Known as the “last of the Cattle Kings,” German immigrant Henry Miller owned more than 1.25 million acres of land.  He once said he owned half of California and someday would own all of it.

One of his companies, the Pacific Live Stock Co., owned ranches in Southern Oregon’s Harney County.

Historian Jeff LaLande has written the company’s initials, P.L.S.C, “soon became a detested symbol of ‘ruthless monopoly’ to many of the region’s smaller ranchers …”  LaLande also referred to studies indicating massive cattle herds converted much of the Southern Oregon high desert’s “bunchgrass-studded hillsides to far less desirable sagebrush.”

A colorful profile of Miller written in 1908 by author French Strother said that at age 83 Miller was still personally supervising his ranches.  Strother wrote that Miller was robbed several times on his lonesome travels between ranches.  One time a bandit took $200, and Miller pleaded for a loan to get home on.  The bandit handed back a $20 gold piece. 

Strother said that several years later Miller surprised the bandit by recognizing him on a city street and paying back the “loan.”

Sources: LaLande, Jeff, and Cain Allen. "Henry Miller, Cattleman." The Oregon History Project, Oregon Historical Society, 17 Mar. 2018, https://oregonhistoryproject.org/articles/historical-records/henry-miller-cattleman/#.XWhMcOhKiUk Accessed 29 Aug. 2019; Strother, French. “The Last of the Cattle Kings: Mr. Henry Miller, Pastoral Dictator at Eighty-Three.” [Published by Page, Walter F., and Arthur W. Page. The World’s Work, A History of Our Time, Vol. 16, May to October 1908. Pp. 10,680-10,683, Doubleday Page and Company, 1908, New York.  https://books.google.com/books?id=naaZD2r_coMC&pg=PA10680#v=onepage&q&f=false] Accessed 29 Aug 2019.
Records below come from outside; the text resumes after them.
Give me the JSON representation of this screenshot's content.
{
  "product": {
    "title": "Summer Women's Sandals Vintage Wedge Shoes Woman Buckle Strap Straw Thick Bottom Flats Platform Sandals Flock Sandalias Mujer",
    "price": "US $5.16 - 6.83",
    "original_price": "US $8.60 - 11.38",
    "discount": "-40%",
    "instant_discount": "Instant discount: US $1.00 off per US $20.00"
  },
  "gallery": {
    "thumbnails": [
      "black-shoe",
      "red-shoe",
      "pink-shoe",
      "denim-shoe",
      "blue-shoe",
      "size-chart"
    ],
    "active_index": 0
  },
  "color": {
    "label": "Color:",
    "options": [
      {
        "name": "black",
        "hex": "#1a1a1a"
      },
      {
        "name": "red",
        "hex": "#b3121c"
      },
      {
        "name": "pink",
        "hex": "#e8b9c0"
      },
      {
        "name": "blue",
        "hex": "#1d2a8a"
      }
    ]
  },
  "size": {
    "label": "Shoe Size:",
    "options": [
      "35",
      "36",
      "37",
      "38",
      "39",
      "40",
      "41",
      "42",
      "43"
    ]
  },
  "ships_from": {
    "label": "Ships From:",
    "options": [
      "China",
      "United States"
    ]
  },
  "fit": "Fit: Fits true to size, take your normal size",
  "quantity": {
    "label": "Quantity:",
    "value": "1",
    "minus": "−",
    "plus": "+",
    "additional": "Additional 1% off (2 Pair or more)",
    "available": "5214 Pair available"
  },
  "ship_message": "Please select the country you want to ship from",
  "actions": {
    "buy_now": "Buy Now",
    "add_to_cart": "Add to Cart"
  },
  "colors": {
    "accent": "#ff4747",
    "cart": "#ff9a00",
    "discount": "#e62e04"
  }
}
Kernan Turner is the Southern Oregon Historical Society’s volunteer editor and coordinator of the As It Was series broadcast daily by Jefferson Public Radio. A University of Oregon journalism graduate, Turner was a reporter for the Coos Bay World and managing editor of the Democrat-Herald in Albany before joining the Associated Press in Portland in 1967. Turner spent 35 years with the AP before retiring in Ashland.